Plumbing also offers remarkable flexibility in its employment opportunities, enabling plumbers to work for a plumbing company as an employee or work independently by opening their own business. In general, plumbing is a diverse career oriented in problem-solving and can be appealing due to the unpredictable nature of jobs and the opportunity to interact with customers gratifyingly.
Despite the benefits, a career in plumbing can be physically taxing and laborious. Even with safety precautions and workplace regulations, an occupational risk of getting injured is higher than in other professions.
Plumbers must manage waste and hazardous materials, which pose health risks and may be unpleasant. Plumbers may also be liable for mistakes on jobs and may have to compensate clients. Hours may also be unpredictable due to the demand for emergency repairs, with evening and weekend work being standard practice.
Is it a good career?
A career in plumbing offers a breadth of opportunities for individuals with varying interests. You can pursue a more entrepreneurial path, working for yourself and opening a business that may contract other employees.

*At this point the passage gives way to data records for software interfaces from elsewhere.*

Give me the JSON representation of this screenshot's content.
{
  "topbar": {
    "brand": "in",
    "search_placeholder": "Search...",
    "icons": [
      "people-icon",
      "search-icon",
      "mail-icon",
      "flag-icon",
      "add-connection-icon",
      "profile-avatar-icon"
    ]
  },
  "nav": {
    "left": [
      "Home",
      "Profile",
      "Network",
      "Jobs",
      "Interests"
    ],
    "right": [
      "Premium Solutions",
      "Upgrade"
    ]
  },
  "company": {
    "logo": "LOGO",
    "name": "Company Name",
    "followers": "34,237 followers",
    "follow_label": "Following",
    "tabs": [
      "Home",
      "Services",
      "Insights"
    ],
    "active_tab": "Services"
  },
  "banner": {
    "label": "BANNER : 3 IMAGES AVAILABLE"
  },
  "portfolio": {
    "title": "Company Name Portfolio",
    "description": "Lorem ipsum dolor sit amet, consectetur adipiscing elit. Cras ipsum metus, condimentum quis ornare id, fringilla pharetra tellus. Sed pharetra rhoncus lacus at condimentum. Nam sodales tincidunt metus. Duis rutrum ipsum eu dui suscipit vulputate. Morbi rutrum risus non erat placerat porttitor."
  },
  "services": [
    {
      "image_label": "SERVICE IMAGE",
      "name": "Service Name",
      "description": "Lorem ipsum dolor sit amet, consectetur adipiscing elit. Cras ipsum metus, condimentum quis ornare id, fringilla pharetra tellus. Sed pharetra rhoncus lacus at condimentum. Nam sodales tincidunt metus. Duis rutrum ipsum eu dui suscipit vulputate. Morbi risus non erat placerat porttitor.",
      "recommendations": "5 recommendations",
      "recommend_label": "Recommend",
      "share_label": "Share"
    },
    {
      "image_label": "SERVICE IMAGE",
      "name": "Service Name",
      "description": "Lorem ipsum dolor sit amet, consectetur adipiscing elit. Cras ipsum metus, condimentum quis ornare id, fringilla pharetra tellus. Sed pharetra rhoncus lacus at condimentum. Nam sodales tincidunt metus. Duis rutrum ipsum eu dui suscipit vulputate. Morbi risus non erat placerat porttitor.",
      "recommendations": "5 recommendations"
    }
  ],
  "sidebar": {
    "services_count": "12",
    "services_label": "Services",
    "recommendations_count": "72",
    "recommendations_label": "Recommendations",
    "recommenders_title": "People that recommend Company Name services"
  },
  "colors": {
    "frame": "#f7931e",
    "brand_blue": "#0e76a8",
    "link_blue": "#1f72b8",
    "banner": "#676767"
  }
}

You may also choose to work for a company, becoming a senior plumber tasked with jobs that require more technical skills and thus pay more. You may also have the opportunity to gain additional certifications in niche fields, such as in irrigation plumbing, which may offer more competitive salaries due to the advanced training required.
Demand for a career in plumbing is expected to increase by an average of 2% from 2021 to 2031, as per the Bureau of Labor Statistics–this is a below-average growth rate compared to the national average of 5% for all occupations. Despite this limited growth, nearly 50,000 positions for careers in plumbing and similar trades are expected to open annually over the decade, with additional openings projected due to the need to replace workers who exit the labor force, for example, due to retirement.